JMeter Result Analysis using Datasette (via) NaveenKumar Namachivayam wrote a detailed tutorial on using Datasette (on Windows) and csvs-to-sqlite to analyze the results of JMeter performance test runs and then publish them online using Vercel. # 1st February 2021, 4:42 am

Wildcard: Spreadsheet-Driven Customization of Web Applications (via) What a fascinating collection of ideas. Wildcard is a browser extension (currently using Tampermonkey and sadly not yet available to try out) which lets you add “spreadsheet-driven customization” to any web application. Watching the animated screenshots in the videos helps explain what this mean—essentially it’s a two-way scraping trick, where content on the page (e.g. Airbnb listings) are extracted into a spreadsheet-like table interface using JavaScript—but then interactions you make in that spreadsheet like filtering and sorting are reflected back on the original page. It even has the ability to serve editable cells by mapping them to form inputs on the page. Lots to think about here. # 28th February 2020, 7:39 pm

Weeknotes: Datasette Writes

As discussed previously, the biggest hole in Datasette’s feature set at the moment involves writing to the database.

[... 604 words]

I’ve really come to appreciate that performance isn’t just some property of a tool independent from its functionality or its feature set. Performance — in particular, being notably fast — is a feature in and of its own right, which fundamentally alters how a tool is used and perceived.

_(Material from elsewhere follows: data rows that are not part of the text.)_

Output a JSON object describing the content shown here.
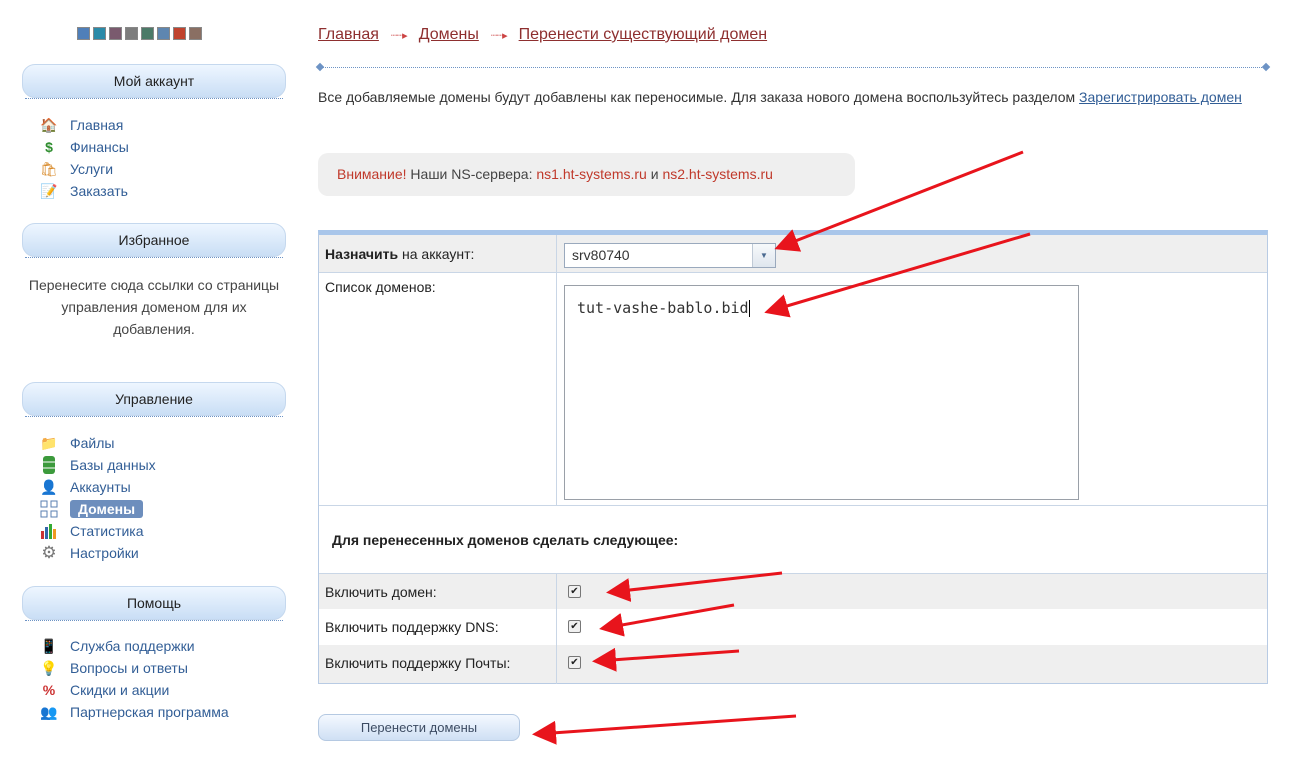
{
  "colors": {
    "link": "#325e96",
    "breadcrumb_link": "#8e2f2f",
    "warning": "#c0392b",
    "annotation_arrow": "#e8141c",
    "swatches": [
      "#4f7fb9",
      "#2a8aa8",
      "#7a5a6e",
      "#7d7d7d",
      "#4c7a68",
      "#5e86b0",
      "#c0432e",
      "#8a6f63"
    ]
  },
  "sidebar": {
    "account": {
      "title": "Мой аккаунт",
      "items": [
        {
          "label": "Главная",
          "icon": "home-icon"
        },
        {
          "label": "Финансы",
          "icon": "dollar-icon"
        },
        {
          "label": "Услуги",
          "icon": "basket-icon"
        },
        {
          "label": "Заказать",
          "icon": "order-form-icon"
        }
      ]
    },
    "favorites": {
      "title": "Избранное",
      "text": "Перенесите сюда ссылки со страницы управления доменом для их добавления."
    },
    "management": {
      "title": "Управление",
      "items": [
        {
          "label": "Файлы",
          "icon": "folder-icon"
        },
        {
          "label": "Базы данных",
          "icon": "database-icon"
        },
        {
          "label": "Аккаунты",
          "icon": "user-icon"
        },
        {
          "label": "Домены",
          "icon": "domains-grid-icon",
          "active": true
        },
        {
          "label": "Статистика",
          "icon": "bar-chart-icon"
        },
        {
          "label": "Настройки",
          "icon": "gear-icon"
        }
      ]
    },
    "help": {
      "title": "Помощь",
      "items": [
        {
          "label": "Служба поддержки",
          "icon": "phone-icon"
        },
        {
          "label": "Вопросы и ответы",
          "icon": "lightbulb-icon"
        },
        {
          "label": "Скидки и акции",
          "icon": "discount-icon"
        },
        {
          "label": "Партнерская программа",
          "icon": "partners-icon"
        }
      ]
    }
  },
  "breadcrumb": [
    "Главная",
    "Домены",
    "Перенести существующий домен"
  ],
  "intro": {
    "text": "Все добавляемые домены будут добавлены как переносимые. Для заказа нового домена воспользуйтесь разделом ",
    "link": "Зарегистрировать домен"
  },
  "notice": {
    "warning": "Внимание!",
    "text1": " Наши NS-сервера: ",
    "ns1": "ns1.ht-systems.ru",
    "and": " и ",
    "ns2": "ns2.ht-systems.ru"
  },
  "form": {
    "account_label_bold": "Назначить",
    "account_label_rest": " на аккаунт:",
    "account_value": "srv80740",
    "domains_label": "Список доменов:",
    "domains_value": "tut-vashe-bablo.bid",
    "section_title": "Для перенесенных доменов сделать следующее:",
    "options": [
      {
        "label": "Включить домен:",
        "checked": true
      },
      {
        "label": "Включить поддержку DNS:",
        "checked": true
      },
      {
        "label": "Включить поддержку Почты:",
        "checked": true
      }
    ],
    "submit_label": "Перенести домены"
  }
}
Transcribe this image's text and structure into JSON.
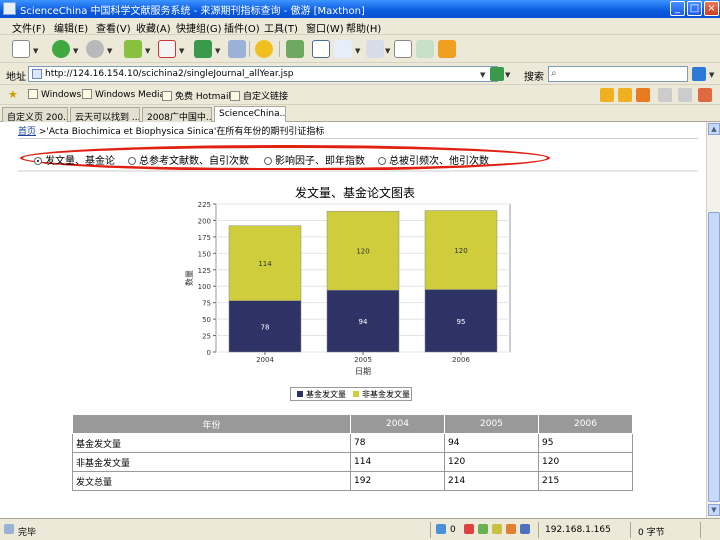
{
  "window": {
    "title": "ScienceChina 中国科学文献服务系统 - 来源期刊指标查询 - 傲游 [Maxthon]",
    "min": "_",
    "max": "□",
    "close": "×"
  },
  "menu": [
    "文件(F)",
    "编辑(E)",
    "查看(V)",
    "收藏(A)",
    "快捷组(G)",
    "插件(O)",
    "工具(T)",
    "窗口(W)",
    "帮助(H)"
  ],
  "address": {
    "label": "地址",
    "url": "http://124.16.154.10/scichina2/singleJournal_allYear.jsp",
    "search_label": "搜索"
  },
  "links": [
    "Windows",
    "Windows Media",
    "免费 Hotmail",
    "自定义链接"
  ],
  "tabs": [
    "自定义页 200...",
    "云天可以找到 ...",
    "2008广中国中...",
    "ScienceChina..."
  ],
  "breadcrumb": {
    "home": "首页",
    "rest": ">'Acta Biochimica et Biophysica Sinica'在所有年份的期刊引证指标"
  },
  "options": [
    {
      "label": "发文量、基金论",
      "selected": true
    },
    {
      "label": "总参考文献数、自引次数",
      "selected": false
    },
    {
      "label": "影响因子、即年指数",
      "selected": false
    },
    {
      "label": "总被引频次、他引次数",
      "selected": false
    }
  ],
  "chart_data": {
    "type": "bar",
    "stacked": true,
    "title": "发文量、基金论文图表",
    "xlabel": "日期",
    "ylabel": "数量",
    "categories": [
      "2004",
      "2005",
      "2006"
    ],
    "series": [
      {
        "name": "基金发文量",
        "values": [
          78,
          94,
          95
        ],
        "color": "#2f3265"
      },
      {
        "name": "非基金发文量",
        "values": [
          114,
          120,
          120
        ],
        "color": "#cfcd3c"
      }
    ],
    "ylim": [
      0,
      225
    ],
    "yticks": [
      "0",
      "25",
      "50",
      "75",
      "100",
      "125",
      "150",
      "175",
      "200",
      "225"
    ],
    "grid": true,
    "legend_position": "bottom"
  },
  "table": {
    "headers": [
      "年份",
      "2004",
      "2005",
      "2006"
    ],
    "rows": [
      [
        "基金发文量",
        "78",
        "94",
        "95"
      ],
      [
        "非基金发文量",
        "114",
        "120",
        "120"
      ],
      [
        "发文总量",
        "192",
        "214",
        "215"
      ]
    ]
  },
  "status": {
    "left": "完毕",
    "count": "0",
    "ip": "192.168.1.165",
    "speed": "0 字节"
  }
}
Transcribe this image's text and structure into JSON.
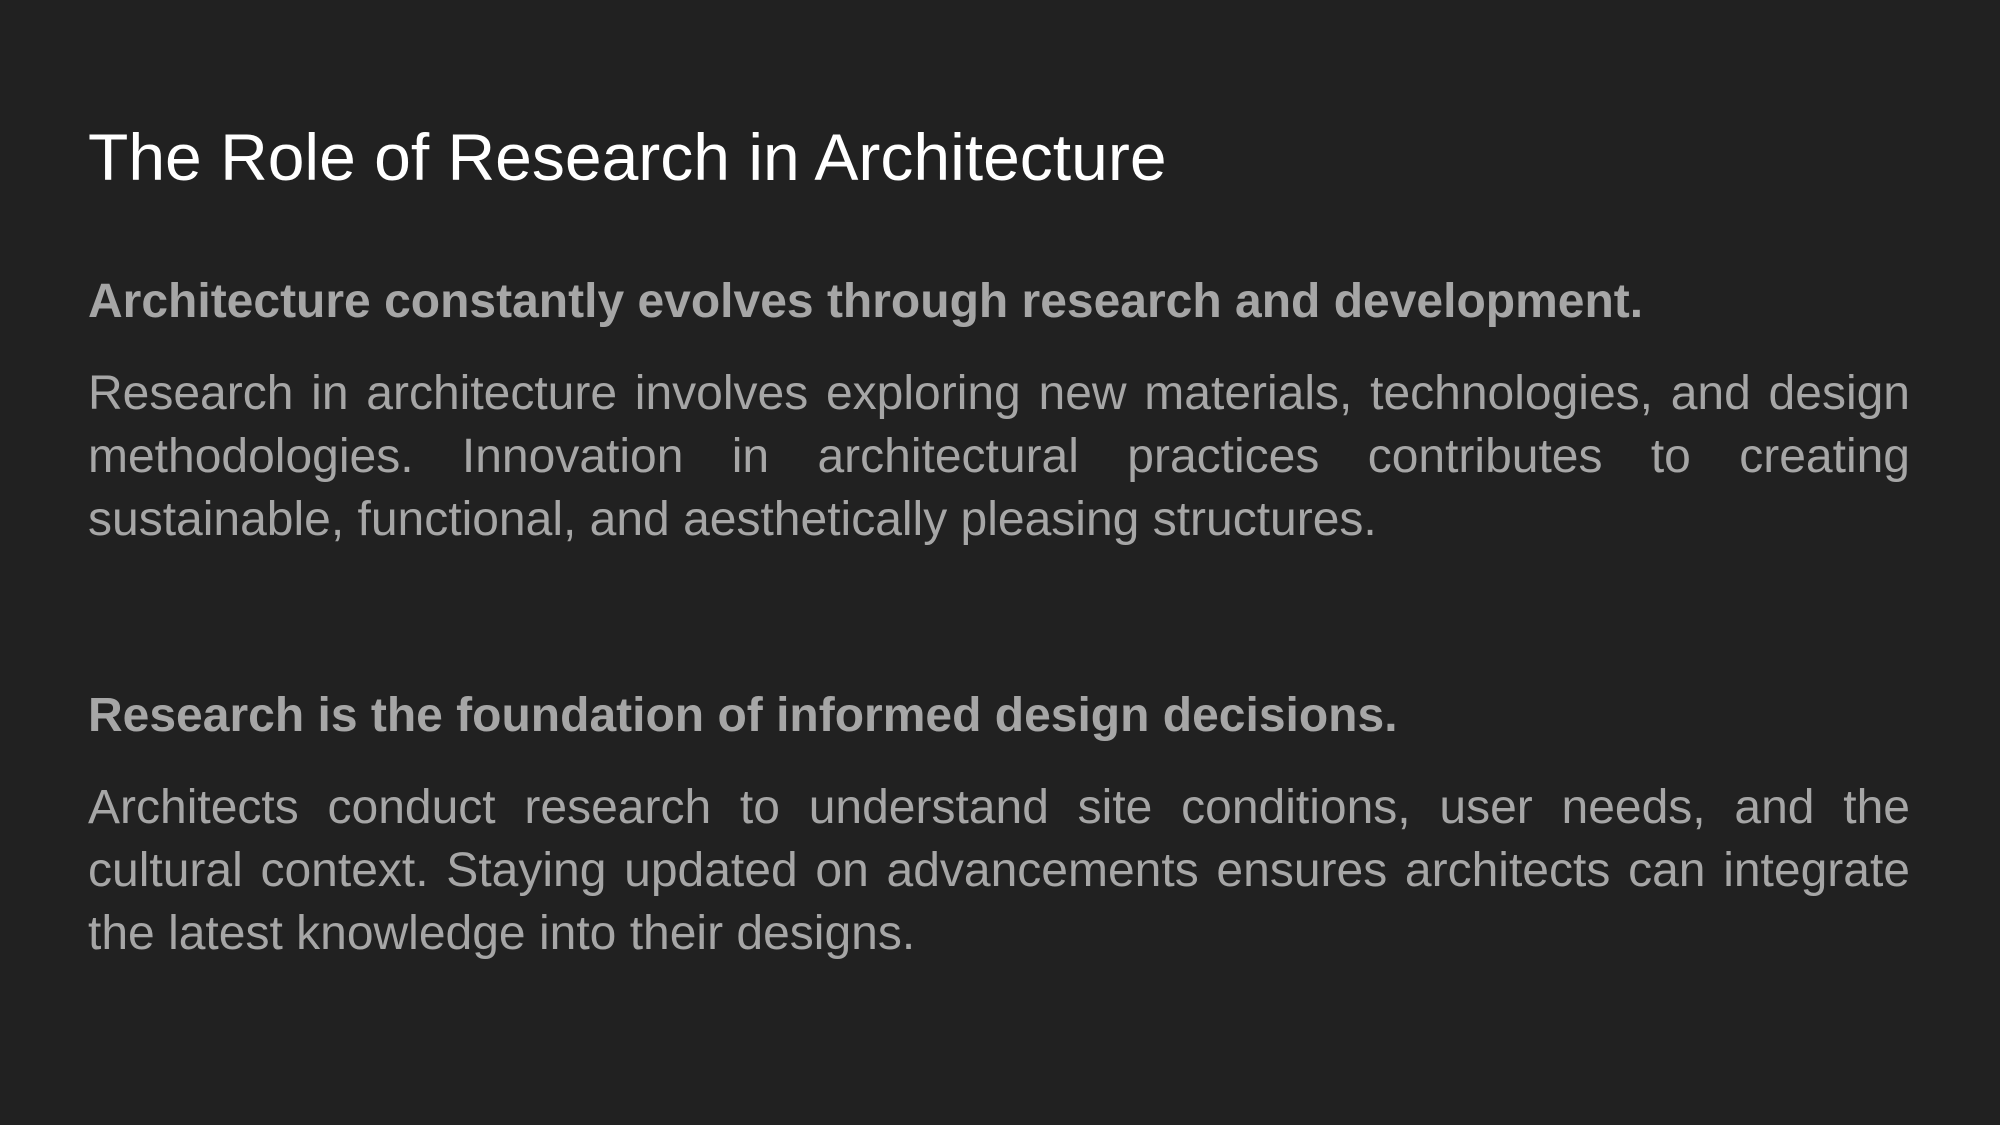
{
  "slide": {
    "title": "The Role of Research in Architecture",
    "sections": [
      {
        "heading": "Architecture constantly evolves through research and development.",
        "body": "Research in architecture involves exploring new materials, technologies, and design methodologies. Innovation in architectural practices contributes to creating sustainable, functional, and aesthetically pleasing structures."
      },
      {
        "heading": "Research is the foundation of informed design decisions.",
        "body": "Architects conduct research to understand site conditions, user needs, and the cultural context. Staying updated on advancements ensures architects can integrate the latest knowledge into their designs."
      }
    ]
  },
  "colors": {
    "background": "#212121",
    "title": "#ffffff",
    "text": "#a6a6a6"
  }
}
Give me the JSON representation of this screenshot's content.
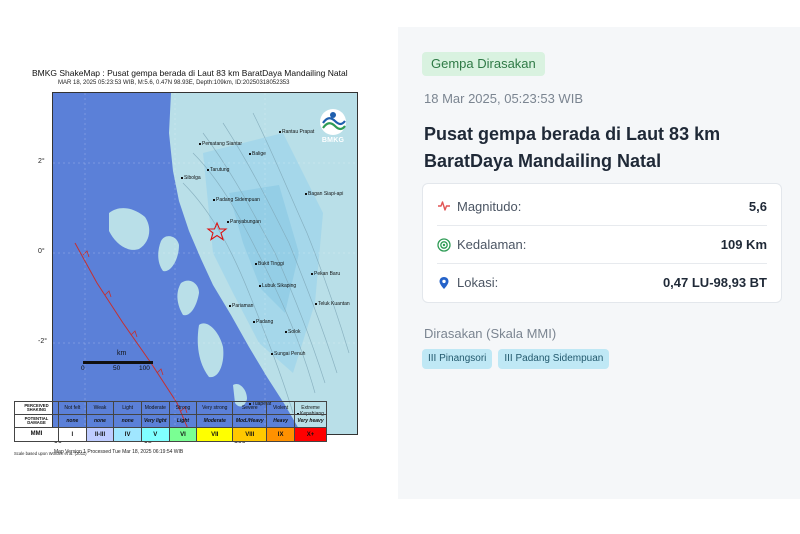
{
  "map": {
    "title": "BMKG ShakeMap : Pusat gempa berada di Laut 83 km BaratDaya Mandailing Natal",
    "subtitle": "MAR 18, 2025 05:23:53 WIB, M:5.6, 0.47N 98.93E, Depth:109km, ID:20250318052353",
    "lat_labels": [
      "2°",
      "0°",
      "-2°"
    ],
    "lon_labels": [
      "96°",
      "98°",
      "100°"
    ],
    "scale_title": "km",
    "scale_ticks": [
      "0",
      "50",
      "100"
    ],
    "logo_text": "BMKG",
    "version_note": "Map Version 1 Processed Tue Mar 18, 2025 06:19:54 WIB",
    "scale_note": "Scale based upon Worden et al. (2011)",
    "places": [
      "Pematang Siantar",
      "Balige",
      "Bagan Siapi-api",
      "Sibolga",
      "Padang Sidempuan",
      "Panyabungan",
      "Bukit Tinggi",
      "Pekan Baru",
      "Lubuk Sikaping",
      "Teluk Kuantan",
      "Padang",
      "Sungai Penuh",
      "Solok",
      "Pariaman",
      "Kepahiang",
      "Tuapejat",
      "Tarutung",
      "Rantau Prapat"
    ],
    "legend": {
      "headers": [
        "PERCEIVED SHAKING",
        "Not felt",
        "Weak",
        "Light",
        "Moderate",
        "Strong",
        "Very strong",
        "Severe",
        "Violent",
        "Extreme"
      ],
      "damage": [
        "POTENTIAL DAMAGE",
        "none",
        "none",
        "none",
        "Very light",
        "Light",
        "Moderate",
        "Mod./Heavy",
        "Heavy",
        "Very heavy"
      ],
      "mmi": [
        "MMI",
        "I",
        "II-III",
        "IV",
        "V",
        "VI",
        "VII",
        "VIII",
        "IX",
        "X+"
      ],
      "mmi_colors": [
        "#ffffff",
        "#ffffff",
        "#bfccff",
        "#a0e6ff",
        "#80ffff",
        "#7aff93",
        "#ffff00",
        "#ffc800",
        "#ff9100",
        "#ff0000",
        "#c80000"
      ]
    }
  },
  "event": {
    "badge": "Gempa Dirasakan",
    "timestamp": "18 Mar 2025, 05:23:53 WIB",
    "headline": "Pusat gempa berada di Laut 83 km BaratDaya Mandailing Natal",
    "rows": [
      {
        "label": "Magnitudo:",
        "value": "5,6",
        "icon": "activity-icon"
      },
      {
        "label": "Kedalaman:",
        "value": "109 Km",
        "icon": "target-icon"
      },
      {
        "label": "Lokasi:",
        "value": "0,47 LU-98,93 BT",
        "icon": "location-pin-icon"
      }
    ],
    "felt_title": "Dirasakan (Skala MMI)",
    "felt": [
      "III Pinangsori",
      "III Padang Sidempuan"
    ],
    "colors": {
      "badge_bg": "#d9f2e0",
      "badge_fg": "#2f7a46",
      "chip_bg": "#bfe8f5",
      "panel_bg": "#f5f7f9",
      "icon_red": "#e25555",
      "icon_green": "#2e9b55",
      "icon_blue": "#2563c9"
    }
  }
}
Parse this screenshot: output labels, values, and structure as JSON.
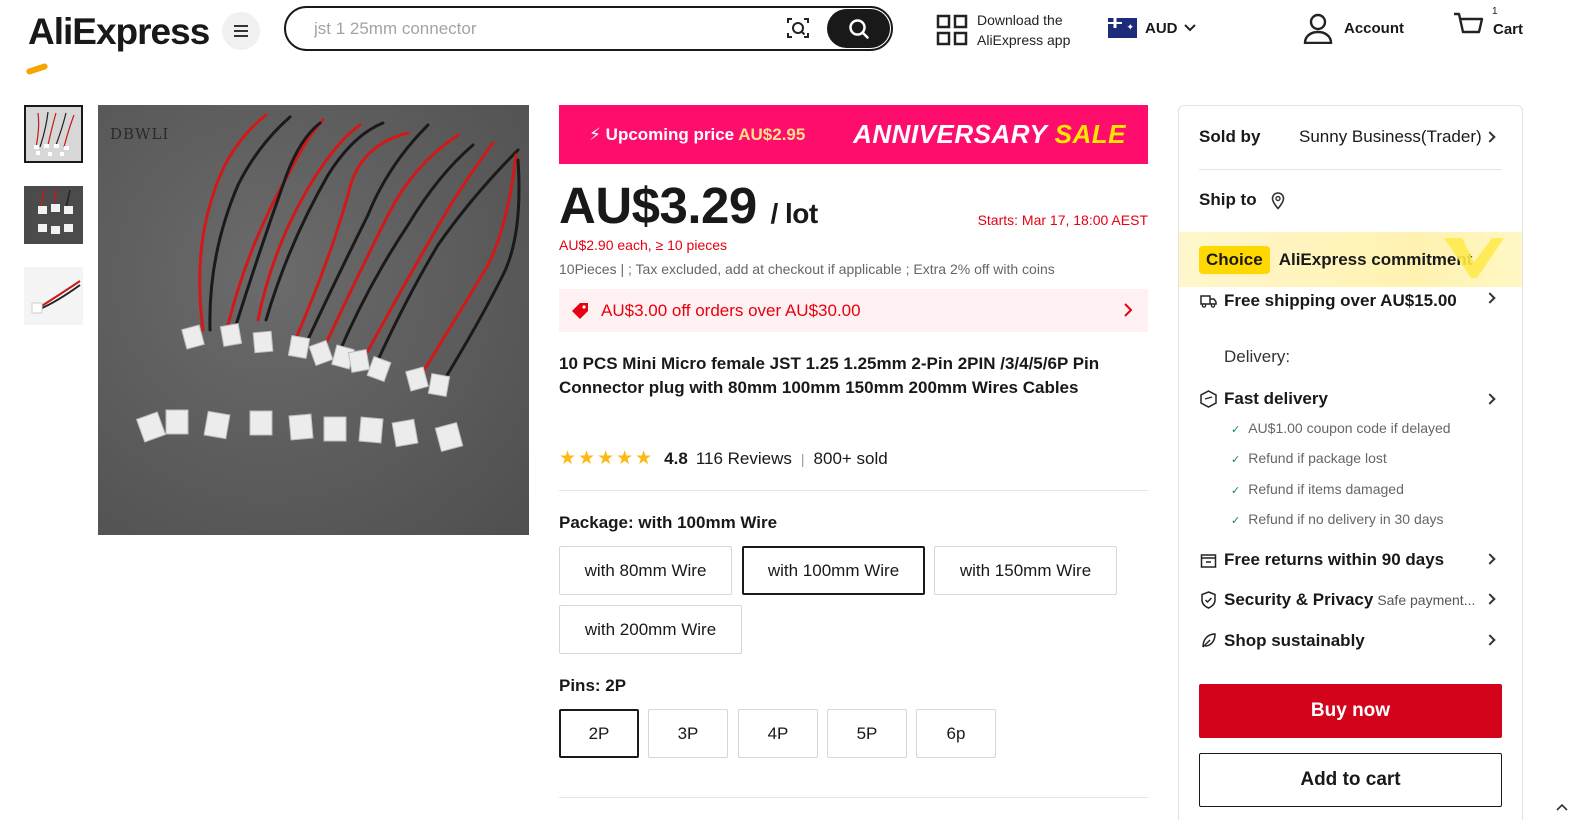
{
  "header": {
    "logo": "AliExpress",
    "search": {
      "placeholder": "jst 1 25mm connector"
    },
    "download_line1": "Download the",
    "download_line2": "AliExpress app",
    "currency": "AUD",
    "account": "Account",
    "cart": "Cart",
    "cart_count": "1"
  },
  "gallery": {
    "watermark": "DBWLI"
  },
  "promo": {
    "upcoming_label": "Upcoming price",
    "upcoming_price": "AU$2.95",
    "anniversary": "ANNIVERSARY",
    "sale": "SALE"
  },
  "product": {
    "price": "AU$3.29",
    "per": "/ lot",
    "starts": "Starts:  Mar 17, 18:00 AEST",
    "bulk": "AU$2.90 each, ≥ 10 pieces",
    "tax": "10Pieces | ; Tax excluded, add at checkout if applicable ; Extra 2% off with coins",
    "coupon": "AU$3.00 off orders over AU$30.00",
    "title": "10 PCS Mini Micro female JST 1.25 1.25mm 2-Pin 2PIN /3/4/5/6P Pin Connector plug with 80mm 100mm 150mm 200mm Wires Cables",
    "rating": "4.8",
    "reviews": "116 Reviews",
    "sold": "800+ sold",
    "stars": "★★★★★"
  },
  "package": {
    "label": "Package: with 100mm Wire",
    "options": [
      "with 80mm Wire",
      "with 100mm Wire",
      "with 150mm Wire",
      "with 200mm Wire"
    ],
    "selected": "with 100mm Wire"
  },
  "pins": {
    "label": "Pins: 2P",
    "options": [
      "2P",
      "3P",
      "4P",
      "5P",
      "6p"
    ],
    "selected": "2P"
  },
  "panel": {
    "sold_by_label": "Sold by",
    "seller": "Sunny Business(Trader)",
    "ship_to_label": "Ship to",
    "choice_badge": "Choice",
    "commitment": "AliExpress commitment",
    "free_shipping": "Free shipping over AU$15.00",
    "delivery_label": "Delivery:",
    "fast_delivery": "Fast delivery",
    "fast_subs": [
      "AU$1.00 coupon code if delayed",
      "Refund if package lost",
      "Refund if items damaged",
      "Refund if no delivery in 30 days"
    ],
    "free_returns": "Free returns within 90 days",
    "security": "Security & Privacy",
    "security_sub": "Safe payment...",
    "sustainably": "Shop sustainably",
    "buy_now": "Buy now",
    "add_to_cart": "Add to cart"
  },
  "colors": {
    "brand_red": "#d3031c",
    "promo_pink": "#ff0d6c",
    "price_red": "#e60012",
    "star_yellow": "#fdb913",
    "choice_yellow": "#ffd800"
  }
}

Nelson Elhage # 24th February 2020, 2:32 pm

Why Google invested in providing Google Fonts for free. Fascinating comment from former Google Fonts team member Raph Levien. In short: text rendered as PNGs hurt Google Search, fonts were a delay in the transition from Flash, Google Docs needed them to better compete with Office and anything that helps create better ads is easy to find funding for. # 23rd February 2020, 2:13 pm

So next time someone is giving you feedback about something you made, think to yourself that to win means getting two or three insights, ideas, or suggestions that you are excited about, and that you couldn’t think up on your own.

Juliette Cezzar # 21st February 2020, 1:04 am

Things I learned about shapefiles building shapefile-to-sqlite

The latest in my series of x-to-sqlite tools is shapefile-to-sqlite. I learned a whole bunch of things about the ESRI shapefile format while building it.

[... 1073 words]

Types

Years

Tags